*** Opening of EXCERPTED RECORDS ***

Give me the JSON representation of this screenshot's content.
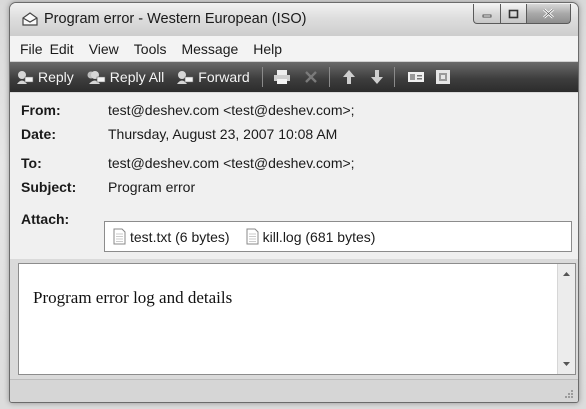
{
  "window": {
    "title": "Program error - Western European (ISO)"
  },
  "menu": [
    "File",
    "Edit",
    "View",
    "Tools",
    "Message",
    "Help"
  ],
  "toolbar": {
    "reply": "Reply",
    "reply_all": "Reply All",
    "forward": "Forward",
    "icons": [
      "print-icon",
      "delete-icon",
      "previous-icon",
      "next-icon",
      "addresses-icon",
      "inbox-icon"
    ]
  },
  "header": {
    "from_label": "From:",
    "from_value": "test@deshev.com <test@deshev.com>;",
    "date_label": "Date:",
    "date_value": "Thursday, August 23, 2007 10:08 AM",
    "to_label": "To:",
    "to_value": "test@deshev.com <test@deshev.com>;",
    "subject_label": "Subject:",
    "subject_value": "Program error",
    "attach_label": "Attach:",
    "attachments": [
      "test.txt (6 bytes)",
      "kill.log (681 bytes)"
    ]
  },
  "body": {
    "text": "Program error log and details"
  },
  "colors": {
    "toolbar_bg": "#3e3e3e",
    "menubar_bg": "#f3f3f3",
    "header_bg": "#f0f0f0"
  }
}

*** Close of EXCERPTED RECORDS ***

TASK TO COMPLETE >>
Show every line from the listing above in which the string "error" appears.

ANSWER TO THIS EXERCISE >>
    "title": "Program error - Western European (ISO)"
    "subject_value": "Program error",
    "text": "Program error log and details"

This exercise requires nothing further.